Thread #167618   Message #4188259
Posted By: Stilly River Sage
10-Oct-23 - 11:52 PM
Thread Name: BS: New news *not* about the virus
Subject: RE: BS: New news *not* about the virus
Here's an interesting reversal of fortune:
A California judge has quashed one of Sonos's legal victories against Google – and the $32.5 million royalty payout that came along with it – declaring Sonos's patents at the heart of the matter were the unenforceable work of a "pretender" attempting to "punish an innovator … by delay and sleight of hand."

Judge William Alsup's order [PDF] invalidating the two patents at issue vacates a jury verdict from May of this year. The jury had found Google had infringed one of the patents, which concerned managing groups of smart speakers in a multi-room space.

Essentially, in this particular case, Sonos said the ability to group together Google Nest and Home smart speakers in your house or apartment – specifically, allowing gear to belong to more than one speaker group – infringed its intellectual property, and it demanded royalties.
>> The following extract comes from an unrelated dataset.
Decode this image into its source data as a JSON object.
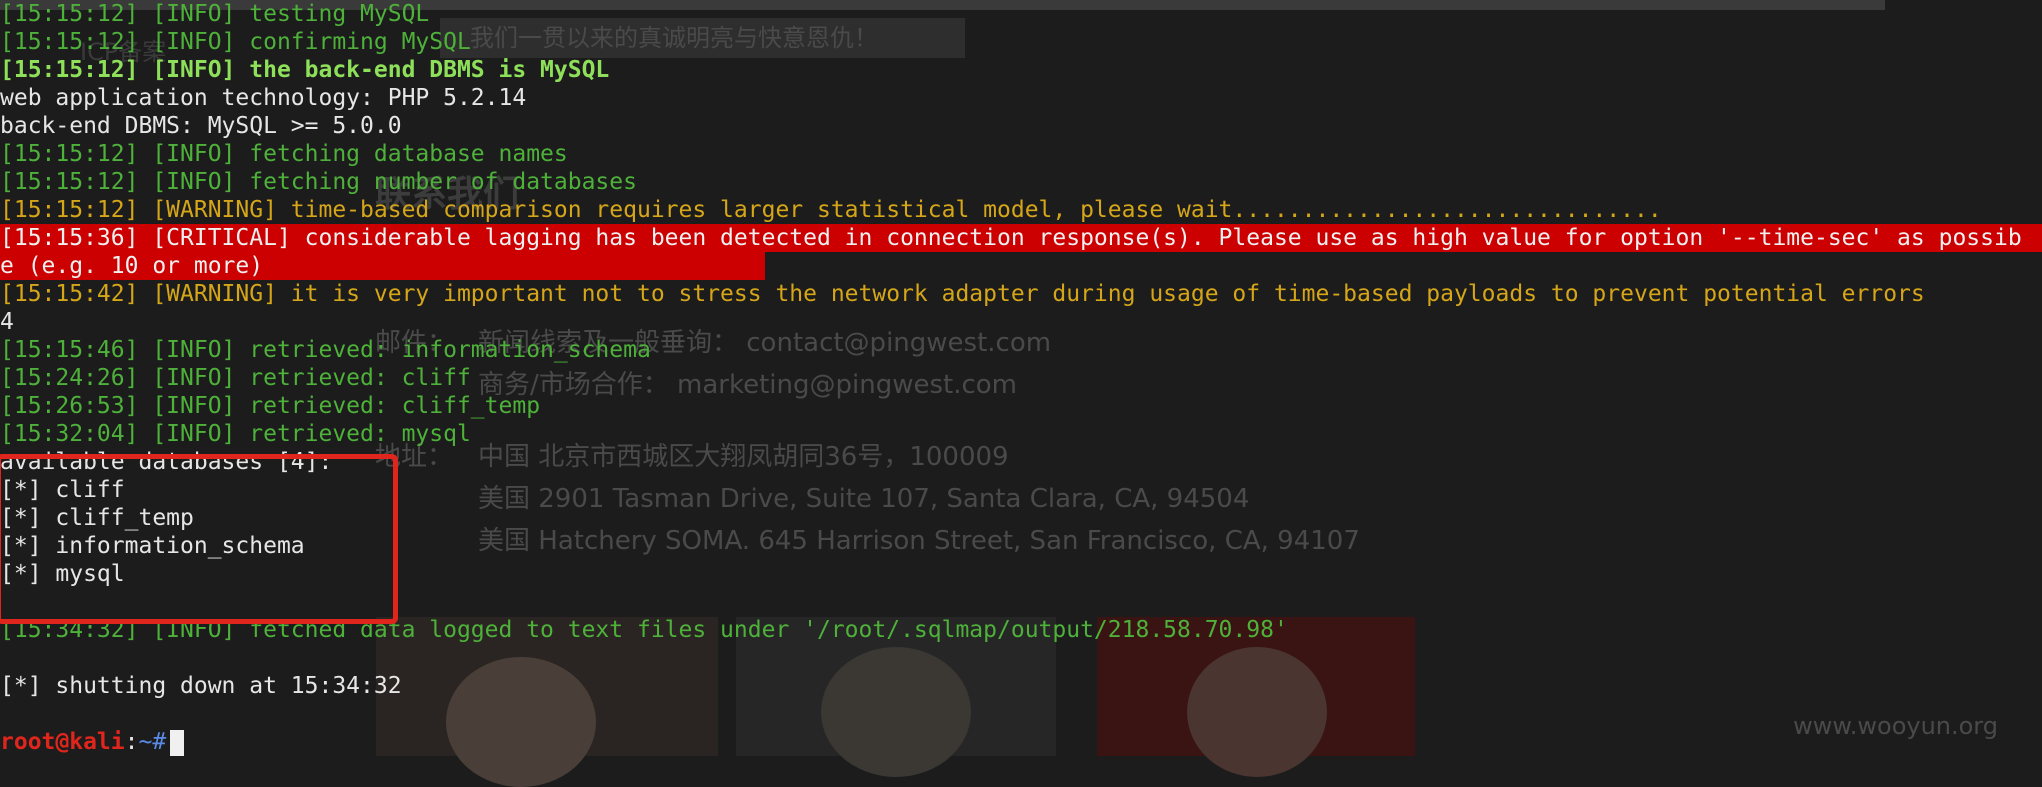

Sonos is also known for its multi-room speaker kit.

Unfortunately for Sonos, Alsup, a federal district judge in San Francisco, concluded after some investigation by himself that the two patents – 10,848,885 and 10,469,966 – in question were unenforceable based on a doctrine known as "prosecution laches." The rarely used laches defense is applicable when there is an unreasonable and unexplained delay in patent prosecution despite opportunities to do so earlier.

The patents in suit stem from an application made way back in 2006, Alsup explained, "but [Sonos] did not file the applications for these patents and present the asserted claims for examination until 2019." Sonos linking its 2019 patents (used to challenge Google in court) to that earlier 2006 application was spurious, the judge concluded, and was done only to claim a prior date before Google's allegedly infringing products came to market in 2015.

Summing it up:
Sonos was trying to punish Google retroactively by reaching into the past and connecting patent filings made over a decade apart.

"This was not a case of an inventor leading the industry to something new. This was a case of the industry leading with something new and, only then, an inventor coming out of the woodwork to say that he had come up with the idea first – wringing fresh claims to read on a competitor's products from an ancient application," Alsup lamented.